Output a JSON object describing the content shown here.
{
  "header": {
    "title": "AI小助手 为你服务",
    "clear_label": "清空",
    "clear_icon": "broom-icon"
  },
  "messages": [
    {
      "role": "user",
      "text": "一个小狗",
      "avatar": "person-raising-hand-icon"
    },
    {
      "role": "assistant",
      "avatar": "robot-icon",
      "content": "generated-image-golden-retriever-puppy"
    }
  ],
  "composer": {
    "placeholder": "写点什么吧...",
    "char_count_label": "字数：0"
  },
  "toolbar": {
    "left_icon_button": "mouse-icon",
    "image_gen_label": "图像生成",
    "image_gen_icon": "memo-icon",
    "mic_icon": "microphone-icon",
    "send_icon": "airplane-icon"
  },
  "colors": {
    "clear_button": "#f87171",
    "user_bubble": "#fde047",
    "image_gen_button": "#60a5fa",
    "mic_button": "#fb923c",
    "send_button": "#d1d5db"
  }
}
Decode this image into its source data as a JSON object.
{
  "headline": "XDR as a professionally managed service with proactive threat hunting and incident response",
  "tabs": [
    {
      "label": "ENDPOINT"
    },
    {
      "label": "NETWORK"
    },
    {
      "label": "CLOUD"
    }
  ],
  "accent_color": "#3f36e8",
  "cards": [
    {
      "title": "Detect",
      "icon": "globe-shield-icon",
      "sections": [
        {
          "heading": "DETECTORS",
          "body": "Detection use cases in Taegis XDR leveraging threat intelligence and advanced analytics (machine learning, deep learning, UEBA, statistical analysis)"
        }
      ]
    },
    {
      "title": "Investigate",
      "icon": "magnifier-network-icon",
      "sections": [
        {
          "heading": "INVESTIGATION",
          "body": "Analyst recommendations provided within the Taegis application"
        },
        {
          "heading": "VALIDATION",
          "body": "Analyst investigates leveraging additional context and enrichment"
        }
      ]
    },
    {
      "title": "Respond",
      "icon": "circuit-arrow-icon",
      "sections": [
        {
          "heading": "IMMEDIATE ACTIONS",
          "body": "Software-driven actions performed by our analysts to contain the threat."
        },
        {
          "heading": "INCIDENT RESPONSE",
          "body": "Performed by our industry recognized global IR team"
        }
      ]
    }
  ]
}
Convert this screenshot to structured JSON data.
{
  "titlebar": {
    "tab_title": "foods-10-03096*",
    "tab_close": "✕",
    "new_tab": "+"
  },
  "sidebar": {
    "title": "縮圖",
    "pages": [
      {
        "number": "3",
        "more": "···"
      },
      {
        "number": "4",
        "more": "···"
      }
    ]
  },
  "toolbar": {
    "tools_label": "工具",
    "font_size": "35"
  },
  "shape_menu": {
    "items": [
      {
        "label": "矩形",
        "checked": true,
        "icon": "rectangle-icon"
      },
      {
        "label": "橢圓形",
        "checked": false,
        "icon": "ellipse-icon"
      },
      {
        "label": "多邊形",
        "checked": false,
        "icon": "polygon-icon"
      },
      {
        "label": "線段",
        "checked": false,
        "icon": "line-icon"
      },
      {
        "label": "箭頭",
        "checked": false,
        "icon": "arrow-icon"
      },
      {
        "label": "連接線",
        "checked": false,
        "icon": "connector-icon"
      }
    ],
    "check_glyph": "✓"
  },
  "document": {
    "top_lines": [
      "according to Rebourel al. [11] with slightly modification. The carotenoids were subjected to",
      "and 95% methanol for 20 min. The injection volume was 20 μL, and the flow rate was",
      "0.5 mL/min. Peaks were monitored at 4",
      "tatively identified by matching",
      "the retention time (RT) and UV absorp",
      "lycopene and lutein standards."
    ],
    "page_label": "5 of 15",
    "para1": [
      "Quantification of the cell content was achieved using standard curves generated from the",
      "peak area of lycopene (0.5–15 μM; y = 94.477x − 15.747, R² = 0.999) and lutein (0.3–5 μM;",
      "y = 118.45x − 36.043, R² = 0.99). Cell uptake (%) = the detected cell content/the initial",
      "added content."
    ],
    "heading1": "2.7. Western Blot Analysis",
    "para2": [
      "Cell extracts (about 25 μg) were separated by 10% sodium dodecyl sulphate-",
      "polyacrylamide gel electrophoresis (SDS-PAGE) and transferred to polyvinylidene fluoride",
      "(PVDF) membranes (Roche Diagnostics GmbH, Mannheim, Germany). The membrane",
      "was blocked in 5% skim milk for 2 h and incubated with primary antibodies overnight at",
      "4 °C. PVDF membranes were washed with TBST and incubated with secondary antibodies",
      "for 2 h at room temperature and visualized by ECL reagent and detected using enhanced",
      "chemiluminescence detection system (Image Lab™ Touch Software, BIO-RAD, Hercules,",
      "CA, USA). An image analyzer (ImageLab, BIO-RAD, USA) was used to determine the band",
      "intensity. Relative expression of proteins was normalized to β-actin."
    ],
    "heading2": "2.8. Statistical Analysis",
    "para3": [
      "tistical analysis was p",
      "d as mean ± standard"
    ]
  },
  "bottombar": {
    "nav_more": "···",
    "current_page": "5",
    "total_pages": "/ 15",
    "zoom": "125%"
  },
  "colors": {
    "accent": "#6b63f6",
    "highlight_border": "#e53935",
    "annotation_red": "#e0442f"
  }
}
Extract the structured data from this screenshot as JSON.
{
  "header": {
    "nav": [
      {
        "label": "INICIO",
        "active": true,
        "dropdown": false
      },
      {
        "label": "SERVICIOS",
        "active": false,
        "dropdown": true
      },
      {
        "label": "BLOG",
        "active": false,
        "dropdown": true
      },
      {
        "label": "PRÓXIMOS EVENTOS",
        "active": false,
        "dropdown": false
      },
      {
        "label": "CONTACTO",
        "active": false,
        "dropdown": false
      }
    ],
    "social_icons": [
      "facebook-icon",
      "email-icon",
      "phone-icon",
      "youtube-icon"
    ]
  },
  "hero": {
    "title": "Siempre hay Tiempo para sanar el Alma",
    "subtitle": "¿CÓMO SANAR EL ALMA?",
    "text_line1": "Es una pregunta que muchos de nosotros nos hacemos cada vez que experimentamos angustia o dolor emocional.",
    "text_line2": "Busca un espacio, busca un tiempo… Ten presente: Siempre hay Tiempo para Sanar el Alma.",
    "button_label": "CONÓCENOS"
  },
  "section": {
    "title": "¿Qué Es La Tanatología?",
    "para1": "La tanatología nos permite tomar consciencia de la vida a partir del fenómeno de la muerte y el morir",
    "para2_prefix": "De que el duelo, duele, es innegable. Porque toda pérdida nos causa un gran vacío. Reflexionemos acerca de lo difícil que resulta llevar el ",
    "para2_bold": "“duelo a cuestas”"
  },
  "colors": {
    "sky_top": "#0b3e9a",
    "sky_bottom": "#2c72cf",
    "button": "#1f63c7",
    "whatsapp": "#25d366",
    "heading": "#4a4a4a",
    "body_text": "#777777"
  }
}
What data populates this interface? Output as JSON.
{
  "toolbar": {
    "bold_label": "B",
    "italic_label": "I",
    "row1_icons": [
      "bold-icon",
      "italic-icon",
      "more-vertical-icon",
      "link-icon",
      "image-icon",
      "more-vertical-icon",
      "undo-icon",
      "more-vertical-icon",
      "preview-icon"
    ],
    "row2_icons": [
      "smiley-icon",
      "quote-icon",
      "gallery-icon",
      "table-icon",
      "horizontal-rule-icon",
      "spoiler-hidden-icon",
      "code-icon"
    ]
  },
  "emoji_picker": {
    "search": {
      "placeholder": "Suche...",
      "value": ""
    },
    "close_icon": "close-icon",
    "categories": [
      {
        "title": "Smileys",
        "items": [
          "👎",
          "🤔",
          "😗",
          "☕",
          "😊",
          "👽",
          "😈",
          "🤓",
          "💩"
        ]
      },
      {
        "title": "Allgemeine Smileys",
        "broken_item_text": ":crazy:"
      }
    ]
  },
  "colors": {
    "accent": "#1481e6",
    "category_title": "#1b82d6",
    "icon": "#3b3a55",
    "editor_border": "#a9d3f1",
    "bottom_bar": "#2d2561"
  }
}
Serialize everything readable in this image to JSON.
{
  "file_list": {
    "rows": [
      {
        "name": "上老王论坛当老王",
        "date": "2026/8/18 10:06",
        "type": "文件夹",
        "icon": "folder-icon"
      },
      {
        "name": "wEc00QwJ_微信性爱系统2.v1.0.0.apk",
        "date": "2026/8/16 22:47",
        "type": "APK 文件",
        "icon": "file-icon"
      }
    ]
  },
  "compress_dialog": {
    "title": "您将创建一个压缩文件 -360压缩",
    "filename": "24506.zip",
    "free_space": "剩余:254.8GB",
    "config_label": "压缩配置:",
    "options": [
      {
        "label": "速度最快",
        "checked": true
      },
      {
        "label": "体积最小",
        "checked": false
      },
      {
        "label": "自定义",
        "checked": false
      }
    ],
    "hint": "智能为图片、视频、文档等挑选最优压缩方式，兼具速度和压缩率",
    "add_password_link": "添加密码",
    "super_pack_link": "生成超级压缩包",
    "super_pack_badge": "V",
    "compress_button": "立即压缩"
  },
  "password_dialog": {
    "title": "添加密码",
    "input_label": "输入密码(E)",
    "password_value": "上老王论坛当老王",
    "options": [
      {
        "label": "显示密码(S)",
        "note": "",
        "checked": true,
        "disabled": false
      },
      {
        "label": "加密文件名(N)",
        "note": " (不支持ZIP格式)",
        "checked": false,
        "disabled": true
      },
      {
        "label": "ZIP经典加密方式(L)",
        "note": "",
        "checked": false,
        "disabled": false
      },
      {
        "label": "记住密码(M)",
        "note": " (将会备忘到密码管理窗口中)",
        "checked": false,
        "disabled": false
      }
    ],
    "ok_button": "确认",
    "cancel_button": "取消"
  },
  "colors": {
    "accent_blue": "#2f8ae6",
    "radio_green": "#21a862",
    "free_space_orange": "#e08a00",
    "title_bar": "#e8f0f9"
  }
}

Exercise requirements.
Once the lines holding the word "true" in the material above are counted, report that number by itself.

Task solution.
7